“I get why you’re upset,” she told me on the walk home, “but you have to tolerate that sort of thing if you want to have any fun. And really, not all guys are like that.”
(Age nineteen also saw me propositioned for casual sex by no fewer than three different male friends, and while I still believe that guys and girls can indeed be just friends, I was beginning to see my uncle’s point.)
When I was twenty and a stranger that started chatting to me in my usual cafe asked if he could walk with me (since we were going the same way and all), I accepted.
Before we’d even made it three blocks he was pulling me into an alleyway and trying to put his hands up my shirt. “You were staring,” he laughed when I asked what the fuck he was doing (I wasn’t), “I’m just taking pity.”
But not all guys are like that.
I am twenty one and a few days ago a friend and I were walking down the street. A car drove by with the windows down, and a young man stuck his head out and whistled as they passed. I ignored it, carrying on with the conversation.
My friend did not. “Did you know those people?” He asked.
“Not at all,” I answered.
Later when we sat down to eat he got this thoughtful look on his face. When I asked what was wrong he said, “You know not all guys do that kind of thing, right? We’re not all like that.”
As if he were imparting some great profound truth I’d never realized before. My entire life has been turned around, because now I’ve been enlightened: not all guys are like that.
No. Not all guys are. But enough are. Enough that I am uncomfortable when a man sits next to me on the bus. Enough that I will cross to the other side of the street if I see a pack of guys coming my way. Enough that even fleeting eye contact with a male stranger makes my insides crawl with unease. Enough that I cannot feel safe alone in a room with some of my male friends, even ones I’ve known for years. Enough that when I go out past dark for chips or milk or toilet paper, I carry a knife, I wear a coat that obscures my figure, I mimic a man’s gait. Enough that three years later I keep the story of that day to myself, when the only thing that saved me from being raped was a right hook to the jaw and a threat to scream in a crowded dorm, because I know what the response will be.

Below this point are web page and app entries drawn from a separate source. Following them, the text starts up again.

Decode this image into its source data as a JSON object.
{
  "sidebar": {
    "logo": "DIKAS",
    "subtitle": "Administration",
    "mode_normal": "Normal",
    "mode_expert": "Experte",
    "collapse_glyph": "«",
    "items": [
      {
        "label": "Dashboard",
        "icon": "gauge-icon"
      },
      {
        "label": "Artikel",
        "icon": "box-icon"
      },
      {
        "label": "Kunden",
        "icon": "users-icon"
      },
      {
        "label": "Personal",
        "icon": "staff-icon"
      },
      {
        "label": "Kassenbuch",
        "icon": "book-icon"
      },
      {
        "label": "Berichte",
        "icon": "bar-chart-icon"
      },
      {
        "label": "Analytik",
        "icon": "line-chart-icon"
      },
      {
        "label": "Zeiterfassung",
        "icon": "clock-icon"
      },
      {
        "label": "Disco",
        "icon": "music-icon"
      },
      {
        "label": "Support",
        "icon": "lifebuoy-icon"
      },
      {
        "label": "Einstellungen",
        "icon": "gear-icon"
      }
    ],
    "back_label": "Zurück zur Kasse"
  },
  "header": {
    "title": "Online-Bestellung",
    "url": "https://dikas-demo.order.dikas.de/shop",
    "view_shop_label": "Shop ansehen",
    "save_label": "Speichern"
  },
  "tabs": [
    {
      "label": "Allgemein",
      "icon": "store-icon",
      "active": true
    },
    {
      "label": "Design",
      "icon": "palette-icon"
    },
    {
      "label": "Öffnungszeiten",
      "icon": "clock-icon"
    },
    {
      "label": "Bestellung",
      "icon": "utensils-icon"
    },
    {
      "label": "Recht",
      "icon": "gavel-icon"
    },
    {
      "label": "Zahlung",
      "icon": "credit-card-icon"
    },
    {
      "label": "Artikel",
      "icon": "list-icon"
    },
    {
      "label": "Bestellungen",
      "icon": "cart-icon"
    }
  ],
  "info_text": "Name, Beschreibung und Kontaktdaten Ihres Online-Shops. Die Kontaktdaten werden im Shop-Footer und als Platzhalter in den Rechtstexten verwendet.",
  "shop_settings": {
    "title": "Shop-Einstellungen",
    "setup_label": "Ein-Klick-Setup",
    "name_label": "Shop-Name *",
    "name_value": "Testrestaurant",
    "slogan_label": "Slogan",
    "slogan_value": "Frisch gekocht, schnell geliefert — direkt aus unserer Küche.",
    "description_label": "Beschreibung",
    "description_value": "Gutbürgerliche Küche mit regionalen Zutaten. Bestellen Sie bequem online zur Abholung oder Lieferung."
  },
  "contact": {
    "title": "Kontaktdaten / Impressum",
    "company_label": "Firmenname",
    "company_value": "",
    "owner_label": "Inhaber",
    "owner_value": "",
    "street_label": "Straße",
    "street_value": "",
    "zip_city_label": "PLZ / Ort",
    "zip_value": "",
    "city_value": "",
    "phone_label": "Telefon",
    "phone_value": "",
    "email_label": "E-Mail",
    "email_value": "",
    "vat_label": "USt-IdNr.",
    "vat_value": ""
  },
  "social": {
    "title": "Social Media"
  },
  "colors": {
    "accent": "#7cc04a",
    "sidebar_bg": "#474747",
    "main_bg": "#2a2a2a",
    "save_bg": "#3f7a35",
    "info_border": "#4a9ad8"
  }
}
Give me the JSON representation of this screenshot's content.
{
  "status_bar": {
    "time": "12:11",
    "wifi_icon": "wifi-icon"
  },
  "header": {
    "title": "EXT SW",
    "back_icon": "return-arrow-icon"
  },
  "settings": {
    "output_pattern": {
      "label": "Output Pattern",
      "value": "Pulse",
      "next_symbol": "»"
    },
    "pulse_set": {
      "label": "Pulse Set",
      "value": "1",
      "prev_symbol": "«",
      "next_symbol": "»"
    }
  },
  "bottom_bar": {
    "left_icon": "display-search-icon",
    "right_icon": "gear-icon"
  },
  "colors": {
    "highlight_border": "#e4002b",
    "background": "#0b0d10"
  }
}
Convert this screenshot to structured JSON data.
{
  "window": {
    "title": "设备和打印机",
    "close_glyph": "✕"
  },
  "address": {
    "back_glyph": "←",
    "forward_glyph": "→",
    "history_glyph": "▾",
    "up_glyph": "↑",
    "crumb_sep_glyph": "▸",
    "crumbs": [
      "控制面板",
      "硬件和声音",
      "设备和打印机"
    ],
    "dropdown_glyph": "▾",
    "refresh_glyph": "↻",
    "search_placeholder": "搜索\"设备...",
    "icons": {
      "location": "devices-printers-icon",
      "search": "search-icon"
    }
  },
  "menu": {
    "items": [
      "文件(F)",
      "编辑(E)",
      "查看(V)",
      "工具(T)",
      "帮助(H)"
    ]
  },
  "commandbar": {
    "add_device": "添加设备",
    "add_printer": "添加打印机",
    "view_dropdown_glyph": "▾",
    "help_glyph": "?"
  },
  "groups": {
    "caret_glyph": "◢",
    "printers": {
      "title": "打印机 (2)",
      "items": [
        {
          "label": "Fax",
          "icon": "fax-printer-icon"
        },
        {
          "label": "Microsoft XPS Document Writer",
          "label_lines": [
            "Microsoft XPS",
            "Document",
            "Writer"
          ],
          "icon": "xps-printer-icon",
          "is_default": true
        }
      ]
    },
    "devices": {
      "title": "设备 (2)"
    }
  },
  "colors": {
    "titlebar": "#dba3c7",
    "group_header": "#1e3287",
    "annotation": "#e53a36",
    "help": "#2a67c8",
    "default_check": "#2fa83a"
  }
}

I live my life with the everburning anxiety that someone is going to put their hands on me regardless of my feelings on the matter, and I’m not going to be able to stop them. I live with the knowledge that statistically one in three women have experienced a sexual assault, but even a number like that can’t be trusted when we are harassed into silence. I live with the learned instinct, the ingrained compulsion to keep my mouth shut to jeers and catcalls, to swallow my anger at lewd suggestions and crude gestures, to put up my walls against insults and threats. I live in an environment that necessitates armouring myself against it just to get through a day peacefully, and I now view that as normal. I have adapted to extreme circumstances and am told to treat it as baseline. I carry this fear close to my heart, rooted into my bones, and I do so to keep myself unharmed.
So you can tell me that not all guys are like that, and you’d even be right, but that isn’t the issue anymore. My problem is not that I’m unaware of the fact that some guys are perfectly civil, decent, kind—my problem is simply this:
In a world where this cynical overcaution is the only thing that ensures my safety, I’m no longer willing to take the risk.